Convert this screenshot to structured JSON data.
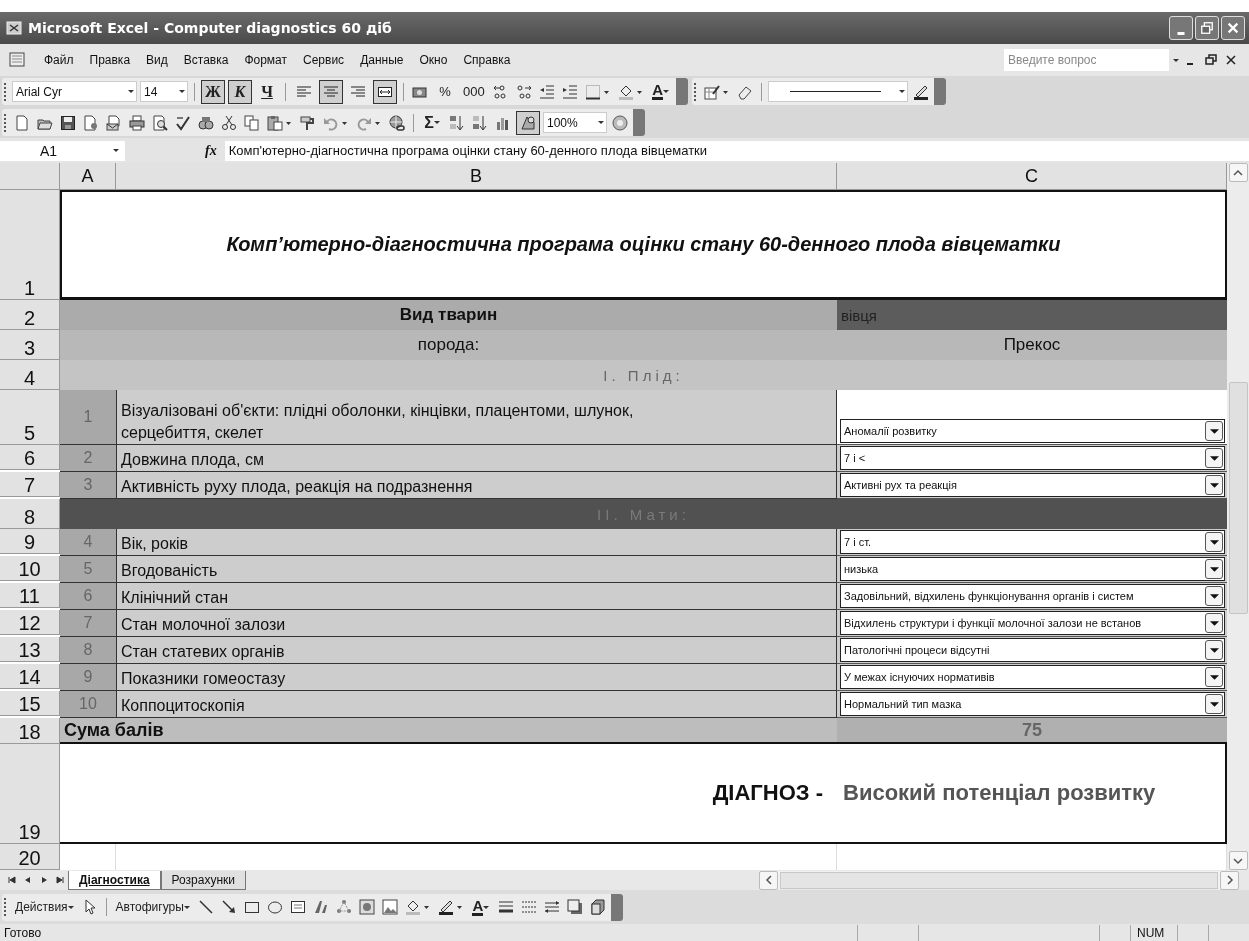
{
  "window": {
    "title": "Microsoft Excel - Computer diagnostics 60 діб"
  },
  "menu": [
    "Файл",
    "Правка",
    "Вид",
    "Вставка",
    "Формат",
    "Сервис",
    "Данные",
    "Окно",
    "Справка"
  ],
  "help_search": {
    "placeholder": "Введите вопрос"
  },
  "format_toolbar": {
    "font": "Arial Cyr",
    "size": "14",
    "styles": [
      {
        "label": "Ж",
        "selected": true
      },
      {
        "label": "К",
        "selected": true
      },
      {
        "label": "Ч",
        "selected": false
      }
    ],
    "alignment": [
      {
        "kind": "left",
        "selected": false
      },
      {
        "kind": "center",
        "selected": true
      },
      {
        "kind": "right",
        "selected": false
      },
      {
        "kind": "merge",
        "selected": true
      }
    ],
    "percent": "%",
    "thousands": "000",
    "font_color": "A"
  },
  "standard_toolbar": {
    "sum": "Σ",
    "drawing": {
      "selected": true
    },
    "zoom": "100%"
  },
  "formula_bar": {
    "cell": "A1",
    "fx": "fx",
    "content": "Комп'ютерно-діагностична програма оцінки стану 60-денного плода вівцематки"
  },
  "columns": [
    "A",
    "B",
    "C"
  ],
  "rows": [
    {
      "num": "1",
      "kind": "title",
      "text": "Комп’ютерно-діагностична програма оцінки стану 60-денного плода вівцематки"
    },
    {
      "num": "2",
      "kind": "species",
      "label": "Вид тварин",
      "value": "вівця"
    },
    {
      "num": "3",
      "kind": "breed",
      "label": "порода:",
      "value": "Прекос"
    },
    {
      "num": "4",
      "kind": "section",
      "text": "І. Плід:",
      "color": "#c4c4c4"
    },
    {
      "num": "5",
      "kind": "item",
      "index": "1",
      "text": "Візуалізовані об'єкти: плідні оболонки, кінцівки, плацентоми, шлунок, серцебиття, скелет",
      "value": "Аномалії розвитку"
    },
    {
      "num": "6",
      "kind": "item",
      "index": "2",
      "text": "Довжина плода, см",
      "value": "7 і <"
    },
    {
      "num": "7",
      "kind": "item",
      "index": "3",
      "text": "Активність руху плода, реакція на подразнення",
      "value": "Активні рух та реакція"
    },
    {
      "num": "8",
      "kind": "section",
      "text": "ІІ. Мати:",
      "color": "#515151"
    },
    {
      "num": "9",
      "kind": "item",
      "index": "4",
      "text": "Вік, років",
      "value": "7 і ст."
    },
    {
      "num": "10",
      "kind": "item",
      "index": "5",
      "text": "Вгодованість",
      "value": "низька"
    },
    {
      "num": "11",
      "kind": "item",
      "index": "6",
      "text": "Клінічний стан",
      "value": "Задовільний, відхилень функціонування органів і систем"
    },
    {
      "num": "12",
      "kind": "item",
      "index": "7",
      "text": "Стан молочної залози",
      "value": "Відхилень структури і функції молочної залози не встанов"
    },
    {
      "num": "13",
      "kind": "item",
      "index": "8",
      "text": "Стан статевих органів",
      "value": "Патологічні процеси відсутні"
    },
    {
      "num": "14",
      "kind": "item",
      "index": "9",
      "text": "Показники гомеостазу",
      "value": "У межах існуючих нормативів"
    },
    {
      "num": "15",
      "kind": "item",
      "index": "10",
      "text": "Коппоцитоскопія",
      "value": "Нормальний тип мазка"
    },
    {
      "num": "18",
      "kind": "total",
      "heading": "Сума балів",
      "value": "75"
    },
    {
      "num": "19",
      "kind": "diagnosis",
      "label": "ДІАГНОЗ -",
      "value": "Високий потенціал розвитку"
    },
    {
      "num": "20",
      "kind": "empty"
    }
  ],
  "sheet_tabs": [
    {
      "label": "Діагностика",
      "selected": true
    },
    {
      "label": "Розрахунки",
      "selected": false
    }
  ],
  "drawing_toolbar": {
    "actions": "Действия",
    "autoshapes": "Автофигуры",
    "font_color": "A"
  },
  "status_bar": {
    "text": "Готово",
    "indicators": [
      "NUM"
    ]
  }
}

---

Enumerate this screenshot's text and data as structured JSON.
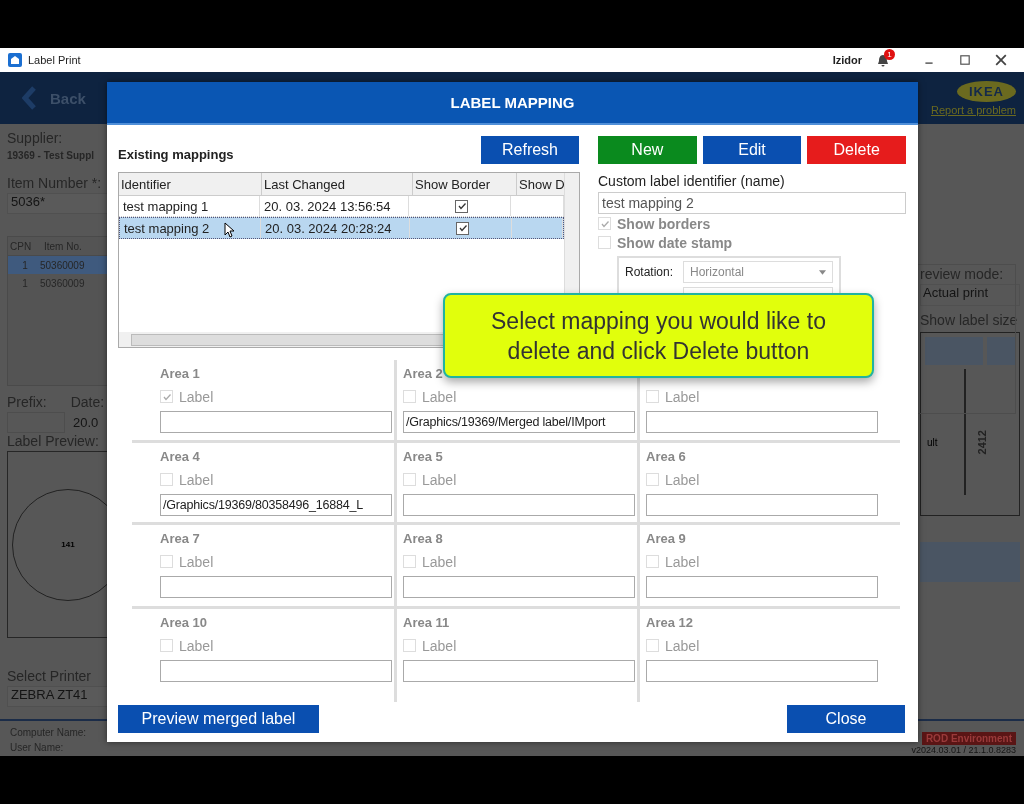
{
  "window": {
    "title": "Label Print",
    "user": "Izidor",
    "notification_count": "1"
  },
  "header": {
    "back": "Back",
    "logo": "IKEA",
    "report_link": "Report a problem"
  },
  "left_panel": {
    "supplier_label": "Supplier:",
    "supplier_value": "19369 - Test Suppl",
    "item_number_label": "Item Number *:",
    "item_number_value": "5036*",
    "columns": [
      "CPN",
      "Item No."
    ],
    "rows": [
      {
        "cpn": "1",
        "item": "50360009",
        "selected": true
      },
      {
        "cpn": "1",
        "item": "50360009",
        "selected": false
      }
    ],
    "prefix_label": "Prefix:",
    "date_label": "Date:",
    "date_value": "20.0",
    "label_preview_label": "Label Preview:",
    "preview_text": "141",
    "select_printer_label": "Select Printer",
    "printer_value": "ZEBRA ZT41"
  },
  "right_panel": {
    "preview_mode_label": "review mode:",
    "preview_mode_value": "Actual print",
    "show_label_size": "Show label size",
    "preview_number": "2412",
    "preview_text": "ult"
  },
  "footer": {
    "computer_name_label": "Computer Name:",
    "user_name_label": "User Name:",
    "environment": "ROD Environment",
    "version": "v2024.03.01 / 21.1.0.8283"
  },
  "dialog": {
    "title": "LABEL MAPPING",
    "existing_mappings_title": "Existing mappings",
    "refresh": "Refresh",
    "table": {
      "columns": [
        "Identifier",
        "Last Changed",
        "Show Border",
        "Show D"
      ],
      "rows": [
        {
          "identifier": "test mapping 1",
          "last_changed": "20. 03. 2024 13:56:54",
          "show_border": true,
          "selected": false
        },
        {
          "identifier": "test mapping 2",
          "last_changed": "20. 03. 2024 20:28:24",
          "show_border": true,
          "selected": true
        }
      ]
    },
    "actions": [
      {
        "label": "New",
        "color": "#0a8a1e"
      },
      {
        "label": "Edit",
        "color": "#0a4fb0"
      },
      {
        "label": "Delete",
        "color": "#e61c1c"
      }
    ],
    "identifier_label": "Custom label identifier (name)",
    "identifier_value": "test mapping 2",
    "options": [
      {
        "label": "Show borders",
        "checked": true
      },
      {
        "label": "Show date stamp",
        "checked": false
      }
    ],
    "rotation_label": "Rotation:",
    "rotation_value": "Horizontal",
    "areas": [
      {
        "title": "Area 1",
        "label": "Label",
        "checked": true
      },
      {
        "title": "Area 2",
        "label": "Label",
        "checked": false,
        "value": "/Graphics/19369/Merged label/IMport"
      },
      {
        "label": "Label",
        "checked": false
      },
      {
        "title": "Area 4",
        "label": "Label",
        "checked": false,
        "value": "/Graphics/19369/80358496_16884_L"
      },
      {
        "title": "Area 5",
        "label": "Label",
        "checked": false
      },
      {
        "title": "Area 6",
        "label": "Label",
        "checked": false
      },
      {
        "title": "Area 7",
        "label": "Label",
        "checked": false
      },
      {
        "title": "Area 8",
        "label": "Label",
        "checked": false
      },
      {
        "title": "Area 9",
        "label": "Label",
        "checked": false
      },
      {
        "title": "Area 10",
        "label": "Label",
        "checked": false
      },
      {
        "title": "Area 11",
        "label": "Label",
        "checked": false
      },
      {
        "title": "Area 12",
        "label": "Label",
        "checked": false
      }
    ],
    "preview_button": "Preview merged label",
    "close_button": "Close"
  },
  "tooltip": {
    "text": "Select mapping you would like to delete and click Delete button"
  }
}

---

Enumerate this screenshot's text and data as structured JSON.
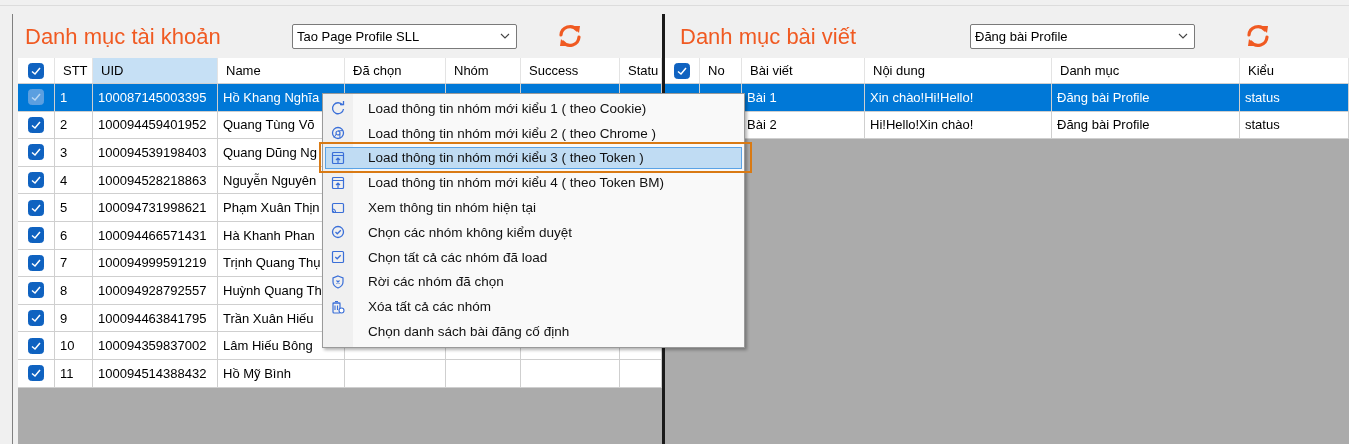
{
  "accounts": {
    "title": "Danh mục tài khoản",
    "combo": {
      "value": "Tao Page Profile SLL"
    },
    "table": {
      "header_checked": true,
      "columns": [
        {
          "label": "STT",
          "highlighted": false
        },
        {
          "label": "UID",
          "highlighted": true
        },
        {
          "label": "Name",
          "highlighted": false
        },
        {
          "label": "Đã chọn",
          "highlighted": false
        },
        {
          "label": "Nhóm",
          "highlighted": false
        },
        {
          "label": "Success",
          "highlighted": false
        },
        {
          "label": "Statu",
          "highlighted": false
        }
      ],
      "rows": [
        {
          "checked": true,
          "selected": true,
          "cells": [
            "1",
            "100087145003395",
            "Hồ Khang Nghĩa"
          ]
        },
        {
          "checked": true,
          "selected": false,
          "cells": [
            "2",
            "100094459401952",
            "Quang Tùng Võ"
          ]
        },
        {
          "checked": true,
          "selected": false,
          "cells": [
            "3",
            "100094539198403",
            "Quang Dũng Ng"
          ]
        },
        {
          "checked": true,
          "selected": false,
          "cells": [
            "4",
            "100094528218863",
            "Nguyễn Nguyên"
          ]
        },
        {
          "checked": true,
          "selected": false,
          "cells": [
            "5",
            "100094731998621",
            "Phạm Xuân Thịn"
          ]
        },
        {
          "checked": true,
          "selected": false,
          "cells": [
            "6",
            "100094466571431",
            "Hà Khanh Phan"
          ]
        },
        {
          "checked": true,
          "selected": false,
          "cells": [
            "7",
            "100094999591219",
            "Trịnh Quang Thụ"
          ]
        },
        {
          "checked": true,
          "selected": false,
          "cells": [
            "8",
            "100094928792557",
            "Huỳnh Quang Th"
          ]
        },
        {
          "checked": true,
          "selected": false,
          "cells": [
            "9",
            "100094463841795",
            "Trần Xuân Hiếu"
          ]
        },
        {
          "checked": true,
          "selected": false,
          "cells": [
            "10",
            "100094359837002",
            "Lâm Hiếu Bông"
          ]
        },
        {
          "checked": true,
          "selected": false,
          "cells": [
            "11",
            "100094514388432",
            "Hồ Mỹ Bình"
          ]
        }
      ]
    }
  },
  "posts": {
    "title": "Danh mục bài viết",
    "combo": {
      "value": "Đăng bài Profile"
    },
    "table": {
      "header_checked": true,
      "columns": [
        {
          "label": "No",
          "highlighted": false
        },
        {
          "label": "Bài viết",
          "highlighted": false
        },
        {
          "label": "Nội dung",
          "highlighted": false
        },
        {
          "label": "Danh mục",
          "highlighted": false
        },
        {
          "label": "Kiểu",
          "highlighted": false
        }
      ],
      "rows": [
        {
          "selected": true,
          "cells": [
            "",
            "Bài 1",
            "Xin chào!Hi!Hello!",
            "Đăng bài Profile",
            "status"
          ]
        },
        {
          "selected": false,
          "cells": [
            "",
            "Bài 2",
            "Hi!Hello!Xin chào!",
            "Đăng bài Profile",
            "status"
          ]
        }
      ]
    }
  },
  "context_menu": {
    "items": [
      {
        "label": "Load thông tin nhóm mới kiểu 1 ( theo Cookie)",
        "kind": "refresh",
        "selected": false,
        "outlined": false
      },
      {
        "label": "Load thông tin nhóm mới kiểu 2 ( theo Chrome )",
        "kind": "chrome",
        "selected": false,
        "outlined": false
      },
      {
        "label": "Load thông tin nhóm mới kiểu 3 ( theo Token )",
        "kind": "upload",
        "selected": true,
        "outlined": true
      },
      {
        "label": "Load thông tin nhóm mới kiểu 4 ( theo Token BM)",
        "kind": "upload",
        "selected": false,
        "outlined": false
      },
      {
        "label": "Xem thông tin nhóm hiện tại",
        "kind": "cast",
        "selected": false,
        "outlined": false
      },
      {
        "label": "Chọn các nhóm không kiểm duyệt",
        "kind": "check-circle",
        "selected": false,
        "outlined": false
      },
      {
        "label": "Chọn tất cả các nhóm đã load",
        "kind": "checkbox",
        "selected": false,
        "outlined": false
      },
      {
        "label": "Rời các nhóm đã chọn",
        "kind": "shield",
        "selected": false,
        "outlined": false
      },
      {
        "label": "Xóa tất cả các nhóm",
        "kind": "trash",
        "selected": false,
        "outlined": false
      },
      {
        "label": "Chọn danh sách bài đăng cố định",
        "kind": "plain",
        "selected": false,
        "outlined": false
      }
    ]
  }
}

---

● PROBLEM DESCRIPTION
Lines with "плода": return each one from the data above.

● WRITTEN ANSWER
    "content": "Комп'ютерно-діагностична програма оцінки стану 60-денного плода вівцематки"
      "text": "Комп’ютерно-діагностична програма оцінки стану 60-денного плода вівцематки"
      "text": "Довжина плода, см",
      "text": "Активність руху плода, реакція на подразнення",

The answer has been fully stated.